by Conference Minister Diane Weible
Last weekend was one of those weekends that remind me what I’m doing in ministry.
Friday was the Stop Urban Shield Rally. What made this year so special is that this year’s rally was a celebration of the decision by the Alameda County Board of Supervisors to end Urban Shield in its current form. This year’s Urban Shield was the last. The Rally was not just a celebration of the fact that hard work and witness for justice for years on the part of many individuals finally paid off. It was also a reminder that the work must continue. As the Board of Supervisors decides what will take the place of Urban Shield, the voices of justice must continue to be heard.
The Rally raised the voices of people throughout the world experiencing injustice and oppression such as the Palestinians, Indigenous peoples, and the people of the Philippines. It reminded us that militarization and other forms of oppression intersect with each other and that fighting such oppression is foundational to all justice work in which we are engaged.
On Saturday I, along with many of our UCC faith community and tens of thousands of other people, walked in the Rise for Climate March in San Francisco. One of our ministers who was in Milwaukee for a meeting said she marched in Wisconsin. I know we joined people of faith throughout the world and that knowledge alone was awe-inspiring. I think the stats I saw said marches took place on 7 continents and in 95 countries. In case you didn’t know, the Rise for Climate March was held as a lead up to this week’s Global Climate Action Summit being held in San Francisco.

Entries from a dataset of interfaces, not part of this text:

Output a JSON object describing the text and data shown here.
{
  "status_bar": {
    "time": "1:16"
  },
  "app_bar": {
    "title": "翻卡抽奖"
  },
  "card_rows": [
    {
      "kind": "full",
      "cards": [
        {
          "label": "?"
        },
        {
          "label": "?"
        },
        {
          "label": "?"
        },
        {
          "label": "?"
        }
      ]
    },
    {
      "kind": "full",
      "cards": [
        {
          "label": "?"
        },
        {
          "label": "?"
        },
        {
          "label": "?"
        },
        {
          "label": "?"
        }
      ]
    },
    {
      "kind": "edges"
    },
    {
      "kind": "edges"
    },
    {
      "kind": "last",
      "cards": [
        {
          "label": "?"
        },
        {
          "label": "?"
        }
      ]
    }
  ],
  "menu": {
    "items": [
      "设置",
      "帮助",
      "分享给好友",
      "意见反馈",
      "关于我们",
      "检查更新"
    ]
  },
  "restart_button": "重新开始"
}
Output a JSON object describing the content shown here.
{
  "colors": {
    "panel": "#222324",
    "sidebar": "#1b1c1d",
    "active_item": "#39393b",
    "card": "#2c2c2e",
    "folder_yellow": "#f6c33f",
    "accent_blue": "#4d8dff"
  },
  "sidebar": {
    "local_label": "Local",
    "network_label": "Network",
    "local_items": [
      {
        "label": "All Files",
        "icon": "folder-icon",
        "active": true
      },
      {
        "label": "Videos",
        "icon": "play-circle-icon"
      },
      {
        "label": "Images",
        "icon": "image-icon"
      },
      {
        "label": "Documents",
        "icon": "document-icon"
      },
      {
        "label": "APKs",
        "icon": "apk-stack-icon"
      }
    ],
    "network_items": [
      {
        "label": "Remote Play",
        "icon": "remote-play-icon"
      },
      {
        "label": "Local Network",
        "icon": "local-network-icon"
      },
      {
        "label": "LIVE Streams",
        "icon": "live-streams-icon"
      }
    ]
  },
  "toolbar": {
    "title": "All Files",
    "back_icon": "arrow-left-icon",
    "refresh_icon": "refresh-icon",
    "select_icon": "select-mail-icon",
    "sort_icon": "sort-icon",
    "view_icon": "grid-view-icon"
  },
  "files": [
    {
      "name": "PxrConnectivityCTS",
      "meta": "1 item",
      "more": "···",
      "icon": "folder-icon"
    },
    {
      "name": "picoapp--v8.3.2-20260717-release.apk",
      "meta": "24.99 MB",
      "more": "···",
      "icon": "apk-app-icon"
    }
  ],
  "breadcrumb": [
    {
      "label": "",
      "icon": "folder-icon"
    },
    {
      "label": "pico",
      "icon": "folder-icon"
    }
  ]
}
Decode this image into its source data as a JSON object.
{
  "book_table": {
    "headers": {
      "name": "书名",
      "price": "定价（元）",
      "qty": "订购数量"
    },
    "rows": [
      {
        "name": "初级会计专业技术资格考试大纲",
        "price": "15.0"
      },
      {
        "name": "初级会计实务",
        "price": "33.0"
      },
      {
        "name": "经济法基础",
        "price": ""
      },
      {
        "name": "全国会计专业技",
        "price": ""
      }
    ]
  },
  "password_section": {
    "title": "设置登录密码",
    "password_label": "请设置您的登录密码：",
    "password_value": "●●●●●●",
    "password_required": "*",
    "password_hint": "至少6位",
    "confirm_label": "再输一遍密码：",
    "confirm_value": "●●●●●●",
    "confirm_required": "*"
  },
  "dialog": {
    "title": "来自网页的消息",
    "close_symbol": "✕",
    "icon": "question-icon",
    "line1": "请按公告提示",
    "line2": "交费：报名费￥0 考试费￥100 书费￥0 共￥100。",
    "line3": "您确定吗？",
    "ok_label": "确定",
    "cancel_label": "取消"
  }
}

Climate change is and will affect the poorest and most vulnerable in the world long before the effects reach us. But they will. Climate Justice is not just something for which we rise because we are hot or we are tired of the unpredictable weather. We rise because we are called to care for all of humanity and all of creation and because the fundamental story of our faith is the story in Genesis of creation where God tells us we are to be caretakers of the earth and all that lives here. God doesn’t say we can do what we want with the world but instead tasks us with the awe-filled work of being stewards and caretakers of every living thing. It’s a heavy responsibility and we humans aren’t doing so well at carrying it. But, we still have a chance to act. And, we have to. God told us so.
My favorite sign of the day proclaimed, “97% of scientists are in a big conspiracy to give you clean air and water. Those PUNKS!” I think it’s time that 100% of Christians join the scientists in working for clean air and water and protection for all living beings.
On Sunday, I walked with my home church in the Oakland Pride Parade. There was such celebration in the air and as I looked around at the balloons and the dancing and the glitter and confetti, I was reminded how important it is to celebrate, even when we continue to fight for rights and for all humans to be treated with dignity and respect. Oakland Pride was a time to step up and, yes, remind people that there is still work to be done to insure that no one will ever be told by someone else that they are less than fully human or that they don’t have the same rights that others do just because their story is different. And it was also a time to celebrate the humanity in each one of us. Until all our stories are embraced and accepted, no one can rest. But that doesn’t mean we can’t find opportunities to celebrate in the midst of the work.
It was an exhausting weekend. And, it was a wonderful weekend. As I said, it was a privilege and an honor to walk alongside my brothers and sisters in this Conference at all these events. It was also an important reminder that God calls us to work together for justice and to end oppression and abuse of all God’s people.